I would suggest just upgrading your GPU, the rest of your computer is great, so just throw your budget at a GPU (get the biggest you feel comfortable buying, I would try for a 670/7950, or the future equivalent of such). Even if new CPUs are out, you won't really need to upgrade that, you have plenty of ram and good storage config as well.

To breathe some life into the HP, pickup a new PSU; a decent 500-600w would probably be fine to replace the liteOn, or you could pickup a 750w-850w PSU for your gaming machine to support SLI sometime in the future, and move your TX650 into the HP.

December 14, 2012 12:44:16 PM

zdbc13 said:
By next summer it will be a whole new ball game. You would do best to ask your questions then. There might be major increases.
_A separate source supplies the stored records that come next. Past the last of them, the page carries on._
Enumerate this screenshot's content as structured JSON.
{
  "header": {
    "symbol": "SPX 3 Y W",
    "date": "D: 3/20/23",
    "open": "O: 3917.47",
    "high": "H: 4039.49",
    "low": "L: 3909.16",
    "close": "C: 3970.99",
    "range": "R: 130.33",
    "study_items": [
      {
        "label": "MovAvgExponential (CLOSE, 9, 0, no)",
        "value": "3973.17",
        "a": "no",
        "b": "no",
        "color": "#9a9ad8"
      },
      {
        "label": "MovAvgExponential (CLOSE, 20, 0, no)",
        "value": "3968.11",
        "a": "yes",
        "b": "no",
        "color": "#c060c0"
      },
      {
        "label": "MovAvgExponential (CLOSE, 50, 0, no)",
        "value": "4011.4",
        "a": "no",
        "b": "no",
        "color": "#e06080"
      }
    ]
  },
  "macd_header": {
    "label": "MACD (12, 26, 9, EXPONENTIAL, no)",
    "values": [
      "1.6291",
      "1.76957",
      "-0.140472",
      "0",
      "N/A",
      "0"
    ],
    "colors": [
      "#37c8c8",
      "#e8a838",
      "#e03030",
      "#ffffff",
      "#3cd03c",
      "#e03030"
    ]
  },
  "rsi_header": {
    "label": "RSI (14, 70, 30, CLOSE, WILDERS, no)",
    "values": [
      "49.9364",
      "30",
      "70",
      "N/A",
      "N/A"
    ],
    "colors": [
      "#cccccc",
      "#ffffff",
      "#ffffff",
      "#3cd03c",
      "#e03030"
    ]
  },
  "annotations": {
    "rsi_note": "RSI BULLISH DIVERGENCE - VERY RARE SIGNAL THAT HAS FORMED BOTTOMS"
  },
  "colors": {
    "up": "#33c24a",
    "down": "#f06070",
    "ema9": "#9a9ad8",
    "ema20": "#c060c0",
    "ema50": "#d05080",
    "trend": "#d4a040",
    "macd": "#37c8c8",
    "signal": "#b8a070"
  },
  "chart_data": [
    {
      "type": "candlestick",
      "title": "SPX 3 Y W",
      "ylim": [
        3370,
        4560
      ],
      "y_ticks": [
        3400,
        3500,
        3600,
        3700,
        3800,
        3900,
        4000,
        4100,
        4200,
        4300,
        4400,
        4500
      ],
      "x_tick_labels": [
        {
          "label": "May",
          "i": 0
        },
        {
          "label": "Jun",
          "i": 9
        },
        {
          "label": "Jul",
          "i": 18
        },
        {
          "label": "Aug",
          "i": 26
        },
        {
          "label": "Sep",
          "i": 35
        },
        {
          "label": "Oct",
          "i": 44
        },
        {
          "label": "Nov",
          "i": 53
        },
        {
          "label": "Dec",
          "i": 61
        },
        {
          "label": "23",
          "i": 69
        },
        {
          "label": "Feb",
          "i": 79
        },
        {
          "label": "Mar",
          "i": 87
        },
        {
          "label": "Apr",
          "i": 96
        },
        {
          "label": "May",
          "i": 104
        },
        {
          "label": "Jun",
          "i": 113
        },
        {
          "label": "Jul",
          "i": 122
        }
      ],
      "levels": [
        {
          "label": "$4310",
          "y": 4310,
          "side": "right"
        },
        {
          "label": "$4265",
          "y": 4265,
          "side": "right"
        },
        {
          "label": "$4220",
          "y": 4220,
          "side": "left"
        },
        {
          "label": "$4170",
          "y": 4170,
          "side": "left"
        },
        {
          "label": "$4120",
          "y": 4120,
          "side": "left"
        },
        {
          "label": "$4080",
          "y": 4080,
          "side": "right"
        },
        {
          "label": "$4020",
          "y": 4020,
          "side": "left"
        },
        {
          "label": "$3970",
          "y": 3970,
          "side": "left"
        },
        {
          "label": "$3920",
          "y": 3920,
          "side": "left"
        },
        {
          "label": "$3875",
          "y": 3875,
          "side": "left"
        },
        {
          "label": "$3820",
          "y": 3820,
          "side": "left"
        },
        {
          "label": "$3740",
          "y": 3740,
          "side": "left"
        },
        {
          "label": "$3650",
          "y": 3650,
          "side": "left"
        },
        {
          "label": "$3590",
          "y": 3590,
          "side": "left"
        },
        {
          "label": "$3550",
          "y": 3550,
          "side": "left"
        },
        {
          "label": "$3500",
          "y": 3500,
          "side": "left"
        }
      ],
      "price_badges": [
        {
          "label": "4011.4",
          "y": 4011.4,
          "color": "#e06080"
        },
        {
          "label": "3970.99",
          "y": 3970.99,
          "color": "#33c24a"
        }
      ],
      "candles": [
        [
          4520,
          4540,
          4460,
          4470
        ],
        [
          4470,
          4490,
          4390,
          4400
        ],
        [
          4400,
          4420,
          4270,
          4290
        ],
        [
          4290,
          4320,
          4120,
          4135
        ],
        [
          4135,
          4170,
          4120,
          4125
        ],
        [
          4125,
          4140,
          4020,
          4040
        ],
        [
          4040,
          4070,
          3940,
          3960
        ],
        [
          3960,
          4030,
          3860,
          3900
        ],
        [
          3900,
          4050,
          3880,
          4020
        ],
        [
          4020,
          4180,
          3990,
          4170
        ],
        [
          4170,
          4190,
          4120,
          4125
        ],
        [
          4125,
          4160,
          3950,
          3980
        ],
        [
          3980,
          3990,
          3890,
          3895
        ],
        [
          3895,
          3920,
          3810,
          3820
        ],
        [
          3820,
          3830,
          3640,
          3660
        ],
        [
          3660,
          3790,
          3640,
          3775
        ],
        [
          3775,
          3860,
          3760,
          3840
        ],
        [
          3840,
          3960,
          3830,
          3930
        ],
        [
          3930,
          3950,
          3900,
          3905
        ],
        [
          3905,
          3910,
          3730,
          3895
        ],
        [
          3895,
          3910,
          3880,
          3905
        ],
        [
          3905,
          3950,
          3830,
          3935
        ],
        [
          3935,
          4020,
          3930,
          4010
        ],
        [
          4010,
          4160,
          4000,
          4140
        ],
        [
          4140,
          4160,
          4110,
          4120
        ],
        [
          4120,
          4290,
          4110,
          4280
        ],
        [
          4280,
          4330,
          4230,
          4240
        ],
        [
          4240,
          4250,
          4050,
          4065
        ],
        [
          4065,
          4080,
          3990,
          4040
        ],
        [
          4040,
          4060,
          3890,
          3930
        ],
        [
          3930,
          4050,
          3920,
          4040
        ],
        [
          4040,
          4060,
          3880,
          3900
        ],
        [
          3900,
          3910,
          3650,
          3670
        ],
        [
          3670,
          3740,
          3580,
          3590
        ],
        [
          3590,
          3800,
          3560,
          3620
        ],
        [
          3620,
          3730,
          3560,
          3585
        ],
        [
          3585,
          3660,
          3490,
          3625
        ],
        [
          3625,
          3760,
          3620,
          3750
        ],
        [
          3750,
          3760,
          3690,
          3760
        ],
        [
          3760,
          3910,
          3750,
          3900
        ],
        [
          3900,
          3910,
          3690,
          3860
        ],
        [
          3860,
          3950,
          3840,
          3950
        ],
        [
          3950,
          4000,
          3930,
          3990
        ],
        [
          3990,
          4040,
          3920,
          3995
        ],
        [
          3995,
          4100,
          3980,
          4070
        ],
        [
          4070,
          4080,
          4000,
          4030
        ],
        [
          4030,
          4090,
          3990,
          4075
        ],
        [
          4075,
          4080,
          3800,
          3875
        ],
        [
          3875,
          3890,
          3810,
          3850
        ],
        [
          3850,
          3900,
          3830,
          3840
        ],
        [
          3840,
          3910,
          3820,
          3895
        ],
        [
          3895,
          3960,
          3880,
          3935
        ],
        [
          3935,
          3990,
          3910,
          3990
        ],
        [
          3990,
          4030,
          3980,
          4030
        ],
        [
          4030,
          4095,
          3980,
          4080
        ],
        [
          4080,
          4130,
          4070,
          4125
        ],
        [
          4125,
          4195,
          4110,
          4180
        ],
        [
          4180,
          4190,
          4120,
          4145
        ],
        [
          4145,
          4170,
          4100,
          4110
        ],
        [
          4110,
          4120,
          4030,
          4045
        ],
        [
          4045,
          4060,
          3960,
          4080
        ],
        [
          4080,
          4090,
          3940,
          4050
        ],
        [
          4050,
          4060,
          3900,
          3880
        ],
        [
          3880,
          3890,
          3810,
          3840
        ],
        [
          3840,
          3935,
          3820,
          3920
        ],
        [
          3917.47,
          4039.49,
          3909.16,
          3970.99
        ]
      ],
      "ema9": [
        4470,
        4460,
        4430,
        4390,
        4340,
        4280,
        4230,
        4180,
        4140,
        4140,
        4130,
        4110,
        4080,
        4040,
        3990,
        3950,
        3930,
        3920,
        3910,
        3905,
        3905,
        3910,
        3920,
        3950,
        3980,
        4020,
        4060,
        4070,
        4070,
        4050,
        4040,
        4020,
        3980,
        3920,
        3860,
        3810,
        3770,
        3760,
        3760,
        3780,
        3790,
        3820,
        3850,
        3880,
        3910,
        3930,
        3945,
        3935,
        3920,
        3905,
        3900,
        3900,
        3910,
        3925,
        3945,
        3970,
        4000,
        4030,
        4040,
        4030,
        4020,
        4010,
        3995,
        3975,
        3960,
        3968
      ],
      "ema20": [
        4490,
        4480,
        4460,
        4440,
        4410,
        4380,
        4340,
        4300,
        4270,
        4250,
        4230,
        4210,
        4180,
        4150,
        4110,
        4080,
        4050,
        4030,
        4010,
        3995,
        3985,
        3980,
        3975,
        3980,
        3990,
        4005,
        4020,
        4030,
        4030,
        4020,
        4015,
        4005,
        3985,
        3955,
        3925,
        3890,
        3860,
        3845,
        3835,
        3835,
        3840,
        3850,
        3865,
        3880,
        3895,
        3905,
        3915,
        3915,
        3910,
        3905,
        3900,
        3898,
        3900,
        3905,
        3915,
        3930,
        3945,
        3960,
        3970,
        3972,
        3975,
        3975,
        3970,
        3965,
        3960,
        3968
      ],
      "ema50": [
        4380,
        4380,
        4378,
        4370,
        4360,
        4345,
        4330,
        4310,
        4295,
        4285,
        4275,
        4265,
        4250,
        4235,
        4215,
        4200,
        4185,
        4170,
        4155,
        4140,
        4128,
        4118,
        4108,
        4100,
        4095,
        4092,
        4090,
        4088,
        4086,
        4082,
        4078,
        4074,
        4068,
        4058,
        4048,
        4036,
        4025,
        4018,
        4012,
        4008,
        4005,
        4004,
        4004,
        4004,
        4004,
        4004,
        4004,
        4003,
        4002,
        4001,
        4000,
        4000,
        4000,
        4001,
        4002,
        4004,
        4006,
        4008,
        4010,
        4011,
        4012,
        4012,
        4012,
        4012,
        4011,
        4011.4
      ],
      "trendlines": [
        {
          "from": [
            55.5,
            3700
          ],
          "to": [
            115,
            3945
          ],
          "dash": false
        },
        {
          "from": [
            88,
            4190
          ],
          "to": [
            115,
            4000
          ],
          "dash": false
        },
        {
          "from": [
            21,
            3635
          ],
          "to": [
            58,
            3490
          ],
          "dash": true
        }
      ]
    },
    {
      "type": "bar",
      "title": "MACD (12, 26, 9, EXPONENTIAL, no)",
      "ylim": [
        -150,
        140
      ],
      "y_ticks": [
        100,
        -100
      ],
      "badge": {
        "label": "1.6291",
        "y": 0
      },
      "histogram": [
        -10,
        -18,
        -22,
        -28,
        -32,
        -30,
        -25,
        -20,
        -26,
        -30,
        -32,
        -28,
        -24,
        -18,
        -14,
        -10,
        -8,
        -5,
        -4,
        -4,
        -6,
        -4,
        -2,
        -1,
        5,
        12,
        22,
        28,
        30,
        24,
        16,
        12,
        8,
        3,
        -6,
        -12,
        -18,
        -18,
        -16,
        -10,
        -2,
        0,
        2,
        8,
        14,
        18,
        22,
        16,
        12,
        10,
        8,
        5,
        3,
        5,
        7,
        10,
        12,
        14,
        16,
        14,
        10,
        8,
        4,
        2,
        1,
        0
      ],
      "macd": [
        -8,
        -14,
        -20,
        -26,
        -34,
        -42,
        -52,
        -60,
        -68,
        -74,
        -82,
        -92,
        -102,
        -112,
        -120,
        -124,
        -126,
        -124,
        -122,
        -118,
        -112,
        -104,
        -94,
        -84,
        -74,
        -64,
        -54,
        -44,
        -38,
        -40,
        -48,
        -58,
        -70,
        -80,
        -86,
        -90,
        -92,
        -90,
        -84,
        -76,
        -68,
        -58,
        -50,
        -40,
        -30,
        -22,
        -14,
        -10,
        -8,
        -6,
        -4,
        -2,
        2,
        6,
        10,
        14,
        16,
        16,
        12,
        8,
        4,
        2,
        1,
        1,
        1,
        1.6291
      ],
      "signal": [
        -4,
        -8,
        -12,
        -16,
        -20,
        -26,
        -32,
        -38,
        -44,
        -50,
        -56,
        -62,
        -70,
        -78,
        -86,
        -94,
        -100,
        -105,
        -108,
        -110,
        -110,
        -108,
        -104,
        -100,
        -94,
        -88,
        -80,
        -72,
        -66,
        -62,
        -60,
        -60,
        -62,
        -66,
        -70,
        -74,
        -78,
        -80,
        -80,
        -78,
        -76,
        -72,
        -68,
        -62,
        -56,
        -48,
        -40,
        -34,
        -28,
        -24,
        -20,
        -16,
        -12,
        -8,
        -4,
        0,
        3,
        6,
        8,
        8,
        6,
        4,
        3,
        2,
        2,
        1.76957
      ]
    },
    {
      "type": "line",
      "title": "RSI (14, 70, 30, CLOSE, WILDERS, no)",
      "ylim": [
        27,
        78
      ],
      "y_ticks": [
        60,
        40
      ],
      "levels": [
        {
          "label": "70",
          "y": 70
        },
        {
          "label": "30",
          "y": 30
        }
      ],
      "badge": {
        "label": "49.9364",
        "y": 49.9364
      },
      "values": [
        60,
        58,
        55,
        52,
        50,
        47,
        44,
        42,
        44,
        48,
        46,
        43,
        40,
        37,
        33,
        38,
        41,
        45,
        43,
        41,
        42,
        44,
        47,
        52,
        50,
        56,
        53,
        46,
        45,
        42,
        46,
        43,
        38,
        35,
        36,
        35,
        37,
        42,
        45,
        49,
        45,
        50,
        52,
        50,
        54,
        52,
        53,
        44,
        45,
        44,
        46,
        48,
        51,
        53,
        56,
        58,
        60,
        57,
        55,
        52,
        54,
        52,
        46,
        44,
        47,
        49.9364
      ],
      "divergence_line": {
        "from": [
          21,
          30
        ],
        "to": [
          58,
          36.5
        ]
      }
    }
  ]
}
We just don't know right now.


I will definitely do that as well, not to mention following things between now and then, but I thought it would be interesting to see people's thoughts on what next year would bring for people looking to upgrade.

djscribbles said:
I would suggest just upgrading your GPU, the rest of your computer is great, so just throw your budget at a GPU (get the biggest you feel comfortable buying, I would try for a 670/7950, or the future equivalent of such). Even if new CPUs are out, you won't really need to upgrade that, you have plenty of ram and good storage config as well.

To breathe some life into the HP, pickup a new PSU; a decent 500-600w would probably be fine to replace the liteOn, or you could pickup a 750w-850w PSU for your gaming machine to support SLI sometime in the future, and move your TX650 into the HP.


Thanks for the compliment! I've been very happy with the computer, but I'm going to be upgrading to a better monitor (currently at 1368x600 or something like that) and will need a better GPU to play next year's games.

I think you're spot on with the PSU, and that's my plan. For one thing my tower is a mess, so I want a modular PSU. But I do want to leave for SLI so I'll be looking for 750W or so.

So it looks like the HP will just need a case (it's a microATX so I can hopefully pick up a cheap one), a hard drive, and the recycled PSU from my system.
!